==== Records for processing

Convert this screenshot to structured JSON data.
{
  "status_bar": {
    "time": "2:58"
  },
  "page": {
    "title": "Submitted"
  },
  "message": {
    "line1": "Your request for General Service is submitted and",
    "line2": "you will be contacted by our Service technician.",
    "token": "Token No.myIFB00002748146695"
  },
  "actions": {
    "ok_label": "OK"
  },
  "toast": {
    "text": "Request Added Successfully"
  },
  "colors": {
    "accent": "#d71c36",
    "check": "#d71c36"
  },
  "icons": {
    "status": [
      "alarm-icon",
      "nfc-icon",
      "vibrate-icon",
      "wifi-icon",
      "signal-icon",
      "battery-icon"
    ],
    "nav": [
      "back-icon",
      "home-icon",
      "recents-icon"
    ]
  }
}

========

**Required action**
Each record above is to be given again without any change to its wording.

**Solution**
Convert this screenshot to structured JSON data.
{
  "status_bar": {
    "time": "2:58"
  },
  "page": {
    "title": "Submitted"
  },
  "message": {
    "line1": "Your request for General Service is submitted and",
    "line2": "you will be contacted by our Service technician.",
    "token": "Token No.myIFB00002748146695"
  },
  "actions": {
    "ok_label": "OK"
  },
  "toast": {
    "text": "Request Added Successfully"
  },
  "colors": {
    "accent": "#d71c36",
    "check": "#d71c36"
  },
  "icons": {
    "status": [
      "alarm-icon",
      "nfc-icon",
      "vibrate-icon",
      "wifi-icon",
      "signal-icon",
      "battery-icon"
    ],
    "nav": [
      "back-icon",
      "home-icon",
      "recents-icon"
    ]
  }
}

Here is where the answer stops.